To the Editor:—
Being from an institution that has experience in port-access heart surgery, I would like to make a few comments regarding a recent article in Anesthesiology. 1
Dr. Chaney et al. 1are to be congratulated for their efforts to provide controlled data regarding the advantages and disadvantages of port-access cardiac surgery. Most of the Discussion section of their article dealt with the longer procedure times, greater technical complexity, uncertain benefits, and potential new morbidity related to port-access versus standard operation.
As a matter of perspective, the article of Chaney et al. 1must be interpreted with caution. The results presented are clearly an early experience with port-access at one institution. Recent data from 738 patients undergoing port-access valve surgery at 27 institutions showed that operative times improve with experience even after 200 cases. 2As the authors admit, their reported initial experience with 46 patients was characterized by the lack of comfort of surgeons, anesthesiologists, and perfusionists that normally would accompany the adoption of new technology. After 400 port-access cases at Duke University, port-access procedures have become sufficiently streamlined that all anesthesia staff, cardiac operating room nursing staff, and perfusionists are quite comfortable with port-access techniques. More complex technologies of fluoroscopy, percutaneous pulmonary artery venting, percutaneous coronary sinus catheters, and centrifugal venous assist have been minimized.
It may be useful to remember the early days of laparoscopic cholecystectomy when similar concerns of increased operating room time, increased complexity, and uncertain outcome caused resistance among physicians for several years. Ultimately, streamlined technology and overwhelming patient demand have made laparoscopic cholecystectomy, but not necessarily other laparoscopic surgeries, dominant procedures today.

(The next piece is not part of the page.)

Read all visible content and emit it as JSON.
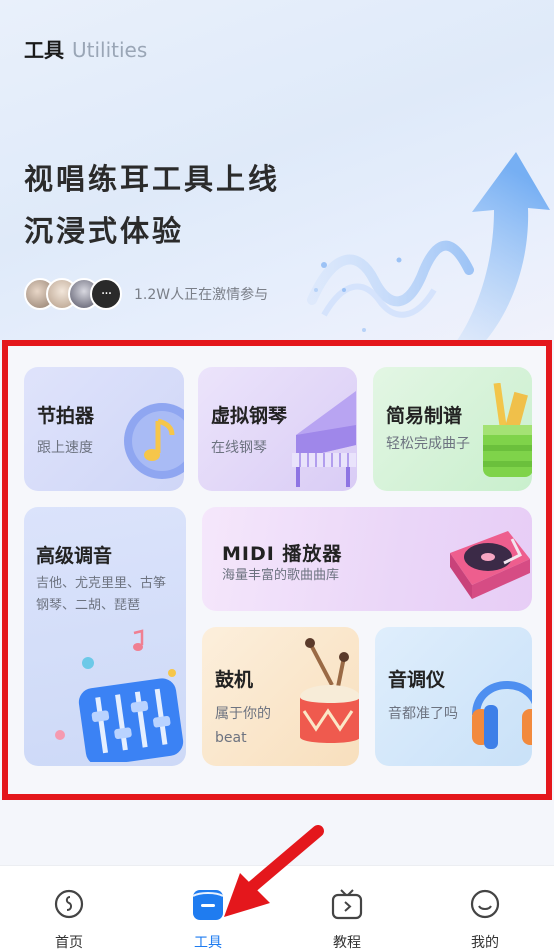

The ultimate role for port access will be decided not only by future controlled studies examining more mature technologies, but also by the patients.
*Duke University Medical Center, Durham, North Carolina. firstname.lastname@example.org